== Task to carry out ==
Pull out every line below that contains the word "Solo".

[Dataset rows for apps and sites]
★ ★ ★ ★
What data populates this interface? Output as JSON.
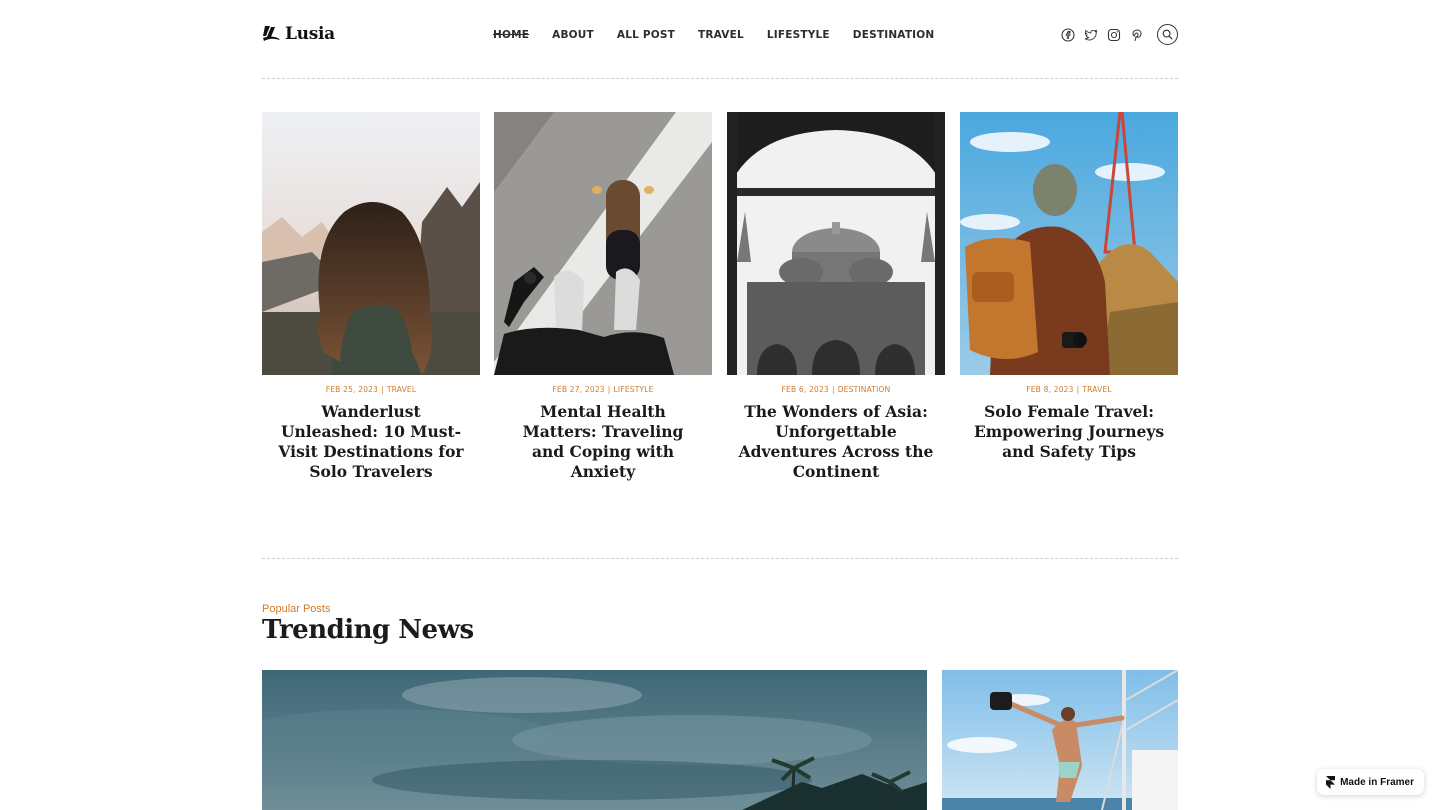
{
  "brand": {
    "name": "Lusia"
  },
  "nav": [
    {
      "label": "HOME",
      "active": true
    },
    {
      "label": "ABOUT"
    },
    {
      "label": "ALL POST"
    },
    {
      "label": "TRAVEL"
    },
    {
      "label": "LIFESTYLE"
    },
    {
      "label": "DESTINATION"
    }
  ],
  "socials": [
    "facebook-icon",
    "twitter-icon",
    "instagram-icon",
    "pinterest-icon"
  ],
  "cards": [
    {
      "date": "FEB 25, 2023",
      "category": "TRAVEL",
      "title": "Wanderlust Unleashed: 10 Must-Visit Destinations for Solo Travelers",
      "image": "woman-long-hair-mountains"
    },
    {
      "date": "FEB 27, 2023",
      "category": "LIFESTYLE",
      "title": "Mental Health Matters: Traveling and Coping with Anxiety",
      "image": "skateboard-feet-camera"
    },
    {
      "date": "FEB 6, 2023",
      "category": "DESTINATION",
      "title": "The Wonders of Asia: Unforgettable Adventures Across the Continent",
      "image": "mosque-black-white"
    },
    {
      "date": "FEB 8, 2023",
      "category": "TRAVEL",
      "title": "Solo Female Travel: Empowering Journeys and Safety Tips",
      "image": "backpacker-eiffel-tower"
    }
  ],
  "section": {
    "kicker": "Popular Posts",
    "heading": "Trending News"
  },
  "featured": [
    {
      "image": "stormy-sky-palm-trees"
    },
    {
      "image": "man-on-sailboat"
    }
  ],
  "badge": {
    "label": "Made in Framer"
  },
  "colors": {
    "accent": "#d07a2a",
    "text": "#1a1a1a"
  }
}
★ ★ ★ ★
== Final answer ==
      "title": "Wanderlust Unleashed: 10 Must-Visit Destinations for Solo Travelers",
      "title": "Solo Female Travel: Empowering Journeys and Safety Tips",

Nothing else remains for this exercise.